Top News

Southwest Nova Scotia's Canada Day earthquake stronger than first thought


YARMOUTH – It turns out a Canada Day earthquake that struck southwestern Nova Scotia the afternoon of July 1 was actually a 3.8 magnitude earthquake, as opposed to a 3.6 one that Earthquakes Canada had initially recorded it as.

A 3.8 magnitude earthquake struck southwestern Nova Scotia on July 1.

Although a weak earthquake, at 3.8 it was still one of the top 5 ‘strongest’ magnitude earthquakes recorded in Canada over a 30-day span, which saw around 315 earthquakes recorded. The majority of earthquakes in Canada (and there are about 10 to 20 each day) are so small no one – other then those who record data on them – knows they occurred.

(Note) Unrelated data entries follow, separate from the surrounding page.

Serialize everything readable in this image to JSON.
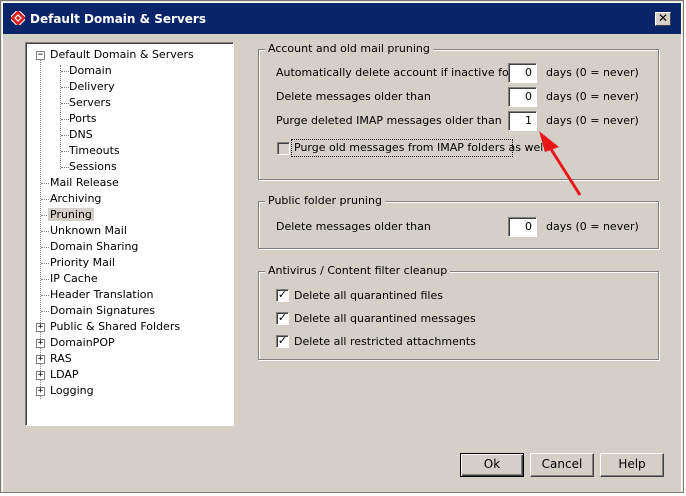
{
  "window": {
    "title": "Default Domain & Servers",
    "close_glyph": "✕"
  },
  "tree": {
    "root": "Default Domain & Servers",
    "children": [
      "Domain",
      "Delivery",
      "Servers",
      "Ports",
      "DNS",
      "Timeouts",
      "Sessions"
    ],
    "items": [
      "Mail Release",
      "Archiving",
      "Pruning",
      "Unknown Mail",
      "Domain Sharing",
      "Priority Mail",
      "IP Cache",
      "Header Translation",
      "Domain Signatures"
    ],
    "expandable": [
      "Public & Shared Folders",
      "DomainPOP",
      "RAS",
      "LDAP",
      "Logging"
    ],
    "selected": "Pruning"
  },
  "account_group": {
    "legend": "Account and old mail pruning",
    "rows": [
      {
        "label": "Automatically delete account if inactive for",
        "value": "0",
        "suffix": "days (0 = never)"
      },
      {
        "label": "Delete messages older than",
        "value": "0",
        "suffix": "days (0 = never)"
      },
      {
        "label": "Purge deleted IMAP messages older than",
        "value": "1",
        "suffix": "days (0 = never)"
      }
    ],
    "purge_checkbox": {
      "label": "Purge old messages from IMAP folders as well",
      "checked": false
    }
  },
  "public_group": {
    "legend": "Public folder pruning",
    "row": {
      "label": "Delete messages older than",
      "value": "0",
      "suffix": "days (0 = never)"
    }
  },
  "antivirus_group": {
    "legend": "Antivirus / Content filter cleanup",
    "items": [
      {
        "label": "Delete all quarantined files",
        "checked": true
      },
      {
        "label": "Delete all quarantined messages",
        "checked": true
      },
      {
        "label": "Delete all restricted attachments",
        "checked": true
      }
    ]
  },
  "buttons": {
    "ok": "Ok",
    "cancel": "Cancel",
    "help": "Help"
  },
  "colors": {
    "titlebar": "#0a246a",
    "arrow": "#e8161b",
    "face": "#d4d0c8"
  },
  "icons": {
    "app": "app-icon",
    "check": "✓",
    "expand": "+",
    "collapse": "−"
  }
}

For instance there were two other earthquakes in June in the Digby region – a 2.5 and a 2.9 – that went unnoticed by the public.

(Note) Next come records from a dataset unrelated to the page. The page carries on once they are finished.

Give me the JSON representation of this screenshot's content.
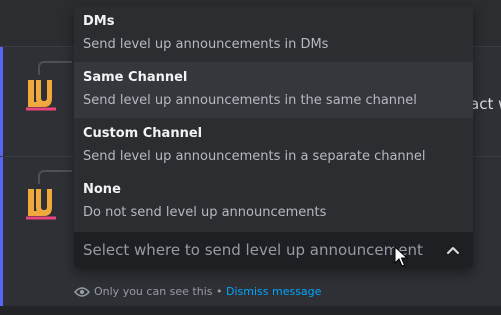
{
  "dropdown": {
    "options": [
      {
        "label": "DMs",
        "description": "Send level up announcements in DMs"
      },
      {
        "label": "Same Channel",
        "description": "Send level up announcements in the same channel"
      },
      {
        "label": "Custom Channel",
        "description": "Send level up announcements in a separate channel"
      },
      {
        "label": "None",
        "description": "Do not send level up announcements"
      }
    ],
    "placeholder": "Select where to send level up announcement"
  },
  "background": {
    "clipped_text": "act w"
  },
  "footer": {
    "ephemeral_note": "Only you can see this",
    "separator": "•",
    "dismiss_label": "Dismiss message"
  },
  "colors": {
    "accent": "#5865f2",
    "link": "#00a8fc",
    "logo_orange": "#f0a93c",
    "logo_pink": "#e8457a"
  },
  "icons": {
    "avatar": "lu-logo-icon",
    "chevron": "chevron-up-icon",
    "eye": "eye-icon",
    "cursor": "mouse-cursor-icon"
  }
}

During the month of June the highest magnitude quake in Canada was a 4.4 quake recorded 155 km northeast of Jasper, Alberta on June 13. That quake resulted in no damage. At that magnitude, says Natural Resources Canada, no damage would be expected.

In June there were two 3.9 earthquakes recorded in Canada – one in Nunavut and one in British Columbia. In addition to the 3.8 magnitude earthquake recorded in this region on July 1, there was also a 3.8 quake in Quebec on June 28. It isn’t until you reach quakes of magnitude 6 or higher that you start to see any significant damage, according to Earthquakes Canada.

About the adjustment to the data pertaining to the July 1 earthquake, seismologist Allison Bent with Earthquakes Canada – which is a branch of Natural Resources Canada – says it isn't unusual for data to be tweaked once staff has the opportunity to go in and analyze it further.

“Always after the fact we will go in and take a closer look and add in more data from stations, sometimes things will change a little bit,” she said.

Along with the adjustment of the magnitude, the description of the July 1 location of the epicenter also underwent a minor change – from 60 kilometres southwest of Digby, which was reported on July 1, to 42 kilometres northwest of Yarmouth. The latitude and longitude are still very close to the original report.

The July 1 earthquake was felt in many parts of Yarmouth and Digby counties. There were also some reports of it being felt in the Annapolis region, Shelburne County, and other parts of the south shore of the province.

For most people who felt it, the earthquake presented itself as a very loud rumble accompanied by vibrations. There was then a severe jolt, some even heard a loud bang, which caused buildings and homes to shake.

On social media people described what they experienced. Many said their homes shook and they heard the rumble. Some people said items in their homes rattled or fell onto the floor.

There was also an aftershock recorded about seven minutes after the earthquake. It was recorded as a 2.2 magnitude aftershock 32 kilometres north of Yarmouth. There weren’t any reports of the aftershock being felt.

Latest News